Drug trafficking and illegal trade in small-arms place has increased demands on the security establishments of states. Many other threats like epidemics and natural disasters do not recognize national boundaries. It is thus crucial for regional states to share their resources and harmonise their efforts. Different countries have varying degrees of threat perceptions. The essence of regional security and stability lies in successfully identifying the congruence of interests.
A less known and perhaps lesser appreciated fact is that while India shares its land border only with Myanmar, three South-East Asian states - Myanmar, Thailand and Indonesia are its maritime neighbours - by virtue of the Andaman and Nicobar Islands chain.
Such geographic proximity leads to a significant overlap of security interests between India and the South-East Asian states. The tri-services Unified Command was established in 2001 at Andaman and Nicobar to foster greater synergy with South-East Asia to deal with common security threats. This is best exemplified by ‘Milan’ – the biennial congregation of regional navies at Port Blair since mid-1990s. More recently, the coordinated naval patrols with Indonesia and Thailand were instituted.
India’s defence ties with the South-East Asian countries have been strengthened, along with the realization of the tremendous potential in the field. This cooperation is solely aimed at capacity-building of Armed Forces to deal with maritime insecurities and threats of transnational terrorism and other organized crimes. However, it has purely defensive attributes and is not aimed at any third country. Our cooperation is extremely crucial for our collective ability to deal with natural disasters. This is borne out by the joint disaster relief operations in the aftermath of the Indian Ocean Tsunami two years ago. Last year India extended a hand to provide succour to the victims of the devastating earthquake that hit Indonesia in May 2006.

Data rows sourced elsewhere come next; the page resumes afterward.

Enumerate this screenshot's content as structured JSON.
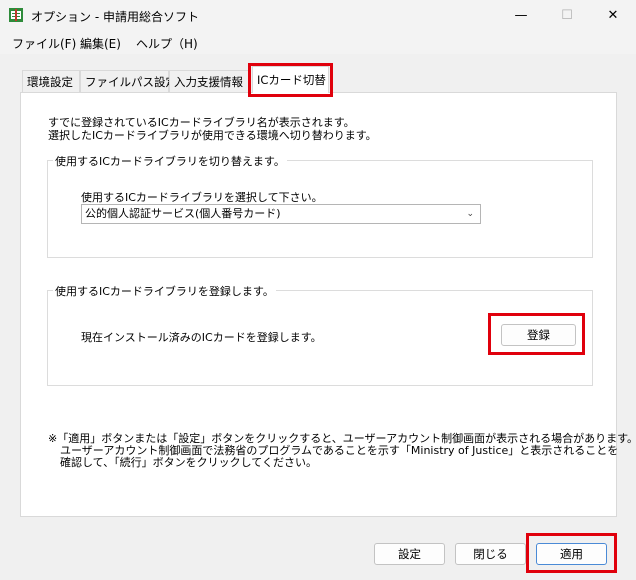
{
  "window": {
    "title": "オプション - 申請用総合ソフト",
    "minimize": "—",
    "maximize": "☐",
    "close": "✕"
  },
  "menu": [
    "ファイル(F)",
    "編集(E)",
    "ヘルプ（H)"
  ],
  "tabs": [
    "環境設定",
    "ファイルパス設定",
    "入力支援情報",
    "ICカード切替"
  ],
  "intro": [
    "すでに登録されているICカードライブラリ名が表示されます。",
    "選択したICカードライブラリが使用できる環境へ切り替わります。"
  ],
  "switch_group": {
    "title": "使用するICカードライブラリを切り替えます。",
    "label": "使用するICカードライブラリを選択して下さい。",
    "selected": "公的個人認証サービス(個人番号カード)"
  },
  "register_group": {
    "title": "使用するICカードライブラリを登録します。",
    "label": "現在インストール済みのICカードを登録します。",
    "button": "登録"
  },
  "notes": [
    "※「適用」ボタンまたは「設定」ボタンをクリックすると、ユーザーアカウント制御画面が表示される場合があります。",
    "ユーザーアカウント制御画面で法務省のプログラムであることを示す「Ministry of Justice」と表示されることを",
    "確認して、「続行」ボタンをクリックしてください。"
  ],
  "footer": {
    "settings": "設定",
    "close": "閉じる",
    "apply": "適用"
  },
  "colors": {
    "highlight": "#e0000c",
    "primary_border": "#4a8ad6"
  }
}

The key challenge for the regional states lies in building effective multilateral institutions based on a set of common values to achieve common goals based on respective political, economic and strategic interests. The ASEAN Regional Forum (ARF) has emerged as a useful platform for security dialogues involving all regional states. It needs to be appropriately strengthened and reoriented to cater to the dynamics of regional security. Cooperative mechanisms will however, need to incorporate transparency in intentions and response and a visible respect for the religious and cultural diversities of states.
Track II discussions provide a platform for free and frank discussions on all these issues. This is the central aim of the Asian Security Conference organized by the IDSA every year.
Pandit Jawaharlal Nehru’s visionary words, “the only alternative to co-existence is co-destruction” must continue to guide all of us. I am sure that the deliberations over the past two days have been fruitful in providing some answers in this direction and would contribute valuable inputs for policy-making.”
(Release ID :24695)